Serbian journalists visit Marquette

Serbian journalists shared their experiences with Marquette students and faculty during a panel November 9.

Photo by Brendan Ploen

Serbian journalists shared their experiences with Marquette students and faculty during a panel November 9.

Five Serbian journalists visited Johnston Hall Wednesday Nov. 9, to discuss their experiences in America covering the U.S. election. The journalists were visiting under the U.S. Library of Congress Open World Program.

The discussion was based upon the results of Tuesday’s election, the consequential rise of Donald Trump and the media’s coverage of the election.

“It feels like a professional failure because no one of the media and the agencies did not predict this,” said Jovana Gligorijevic, a board member in the Independent Journalists Association of Serbia. “It feels like a failure on all sides and it just does not make sense how they got this wrong. Our job in the media is to be a mediator between the elites and the general public, and in this case, it did not work.”

When asked about covering the ‘madness’ behind this election cycle, the Serbian journalists agreed it was important to cover.

“This is history,” said Ana Kristic, an investigative journalist. “At some point, you stop being a human being and start becoming a journalist. Covering last night was a big moment around the world and we got to witness it.”

Filip Jovanovic, editor of a student newspaper, said he still enjoys covering politics in spite of this election.

“It is hard to explain,” Jovanovic said. “This is groundbreaking news.
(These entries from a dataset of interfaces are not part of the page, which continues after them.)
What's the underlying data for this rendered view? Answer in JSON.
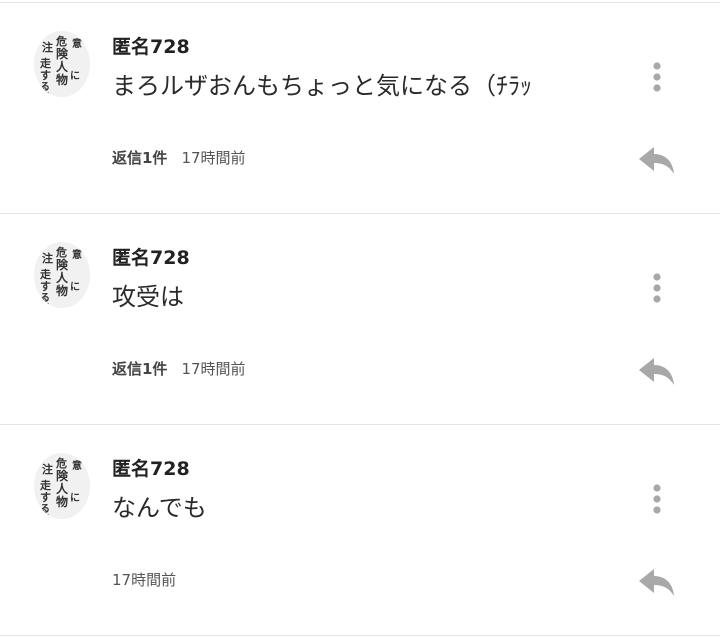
{
  "comments": [
    {
      "author": "匿名728",
      "text": "まろルザおんもちょっと気になる（ﾁﾗｯ",
      "reply_count": "返信1件",
      "time": "17時間前"
    },
    {
      "author": "匿名728",
      "text": "攻受は",
      "reply_count": "返信1件",
      "time": "17時間前"
    },
    {
      "author": "匿名728",
      "text": "なんでも",
      "reply_count": "",
      "time": "17時間前"
    }
  ],
  "icons": {
    "more": "more-vertical-icon",
    "reply": "reply-arrow-icon"
  },
  "avatar_lettering": [
    "危",
    "険",
    "人",
    "物",
    "に",
    "注",
    "意",
    "走",
    "す",
    "る",
    "!!!"
  ],
  "colors": {
    "icon_gray": "#a8a8a8",
    "divider": "#e6e6e6"
  }
}
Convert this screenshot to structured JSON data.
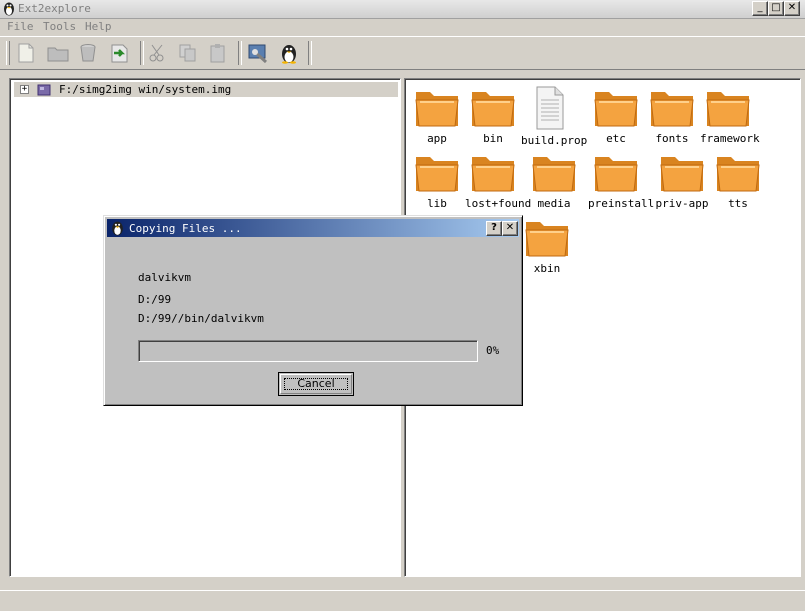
{
  "window": {
    "title": "Ext2explore"
  },
  "menu": [
    {
      "label": "File"
    },
    {
      "label": "Tools"
    },
    {
      "label": "Help"
    }
  ],
  "toolbar": {
    "buttons": [
      "new-file-icon",
      "folder-icon",
      "bucket-icon",
      "export-icon",
      "cut-icon",
      "copy-icon",
      "paste-icon",
      "settings-icon",
      "linux-icon"
    ]
  },
  "tree": {
    "root_label": "F:/simg2img win/system.img"
  },
  "files": [
    {
      "name": "app",
      "type": "folder"
    },
    {
      "name": "bin",
      "type": "folder"
    },
    {
      "name": "build.prop",
      "type": "file"
    },
    {
      "name": "etc",
      "type": "folder"
    },
    {
      "name": "fonts",
      "type": "folder"
    },
    {
      "name": "framework",
      "type": "folder"
    },
    {
      "name": "lib",
      "type": "folder"
    },
    {
      "name": "lost+found",
      "type": "folder"
    },
    {
      "name": "media",
      "type": "folder"
    },
    {
      "name": "preinstall",
      "type": "folder"
    },
    {
      "name": "priv-app",
      "type": "folder"
    },
    {
      "name": "tts",
      "type": "folder"
    },
    {
      "name": "xbin",
      "type": "folder"
    }
  ],
  "dialog": {
    "title": "Copying Files ...",
    "help": "?",
    "close": "✕",
    "file_name": "dalvikvm",
    "destination": "D:/99",
    "target_path": "D:/99//bin/dalvikvm",
    "progress_percent": "0%",
    "progress_value": 0,
    "cancel_label": "Cancel"
  },
  "colors": {
    "dialog_title_start": "#0a246a",
    "dialog_title_end": "#a6caf0",
    "folder": "#f4a340"
  }
}
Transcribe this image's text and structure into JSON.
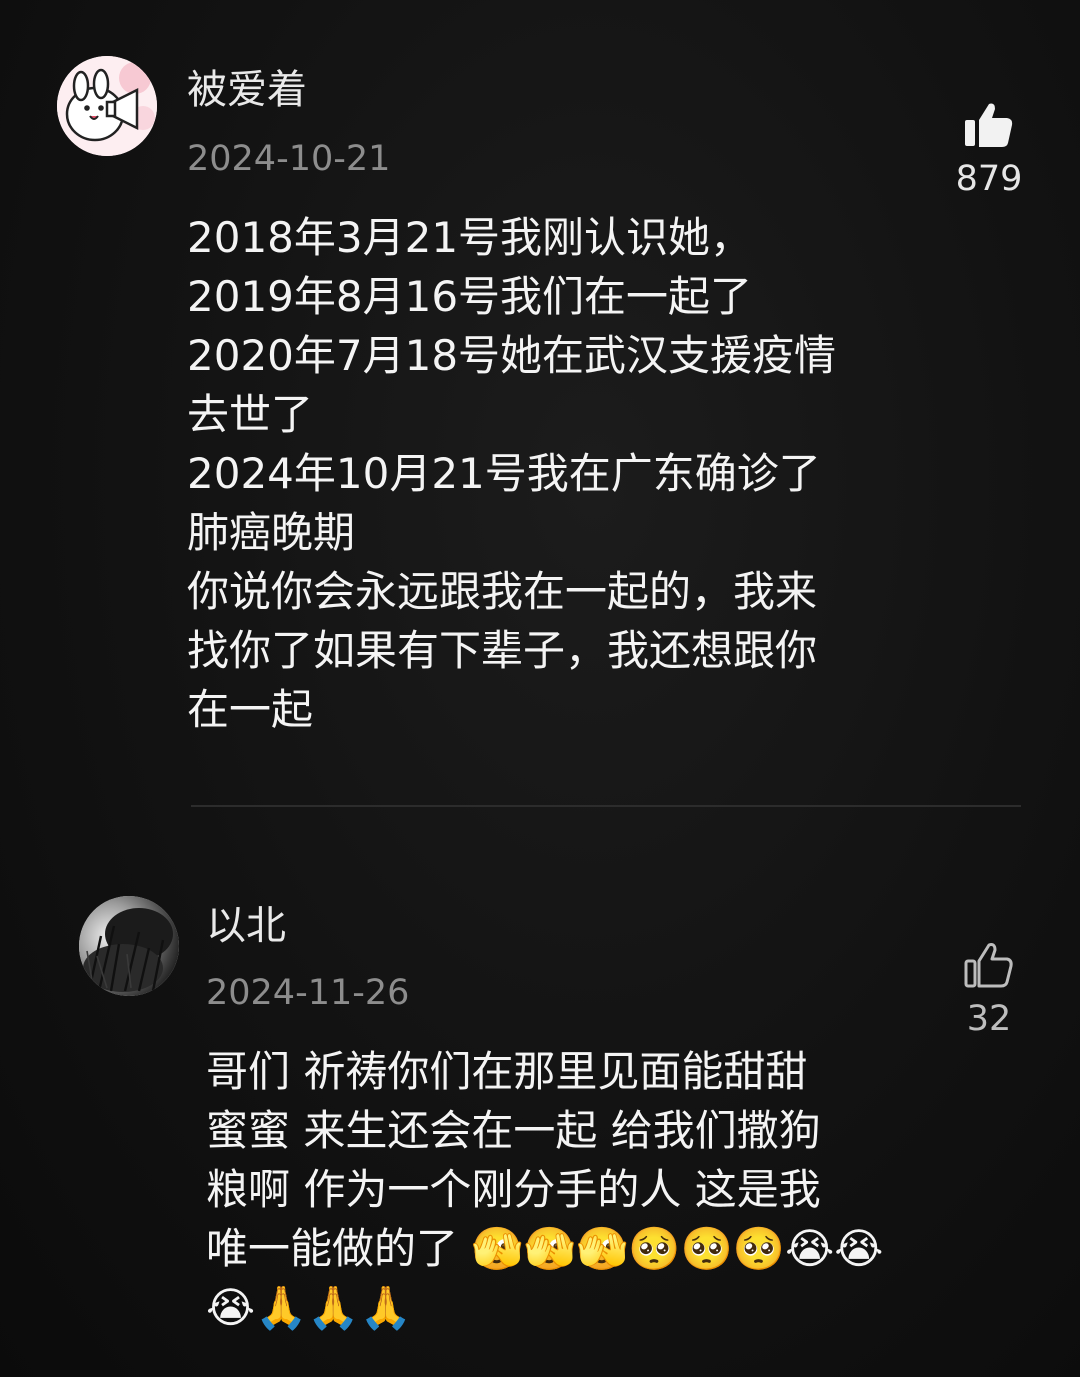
{
  "comments": [
    {
      "username": "被爱着",
      "date": "2024-10-21",
      "lines": [
        "2018年3月21号我刚认识她，",
        "2019年8月16号我们在一起了",
        "2020年7月18号她在武汉支援疫情",
        "去世了",
        "2024年10月21号我在广东确诊了",
        "肺癌晚期",
        "你说你会永远跟我在一起的，我来",
        "找你了如果有下辈子，我还想跟你",
        "在一起"
      ],
      "likes": "879",
      "liked": true,
      "avatar_icon": "cartoon-bunny-megaphone-avatar"
    },
    {
      "username": "以北",
      "date": "2024-11-26",
      "lines": [
        "哥们 祈祷你们在那里见面能甜甜",
        "蜜蜜  来生还会在一起  给我们撒狗",
        "粮啊  作为一个刚分手的人  这是我",
        "唯一能做的了   🫣🫣🫣🥺🥺🥺😭😭",
        "😭🙏🙏🙏"
      ],
      "likes": "32",
      "liked": false,
      "avatar_icon": "dark-grass-photo-avatar"
    }
  ],
  "colors": {
    "background": "#121212",
    "text": "#f4f4f4",
    "secondary_text": "#8d8d8d",
    "divider": "#2c2c2c"
  }
}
After all of this, I still love covering politics, and the fact that we get to be here and bring this news back to Serbia is very special.”

The Serbian journalists noted some stark contrasts between the way American journalists cover political events and the way Serbian journalists cover political events, most notably on social media.

“(In Serbia) If you say something about the party in power and supporters or the government do not agree, they will constantly attack you on social media,” said Nikola Kocovic, a radio host. “We have a smaller country and so we have an audience that pays a lot closer attention to us, and so everything we say is looked at by the government and the regular civilians.”

In Serbia, the way candidates are portrayed differs from the U.S. According to Gligorijevic, lawn signs supporting certain candidates are not seen and neither is political advertising on television.

“It is interesting to see what America does not have, but Serbia does,” Gligorijevic said. “In Serbia, we have ‘electoral silence’ which means that two days before the election, the country lets the people think for themselves and billboards and posters are taken down.”

Despite these differences, the journalists said they enjoyed learning about the American election system and look forward to bringing back their knowledge to Serbia and sharing it among readers.

“I think we definitely learned new ways and ideas to improve,” Jovanovic said. “Our general impression is that this campaign is very dirty but there are a lot of positives that we can take and try to implement in Serbia.”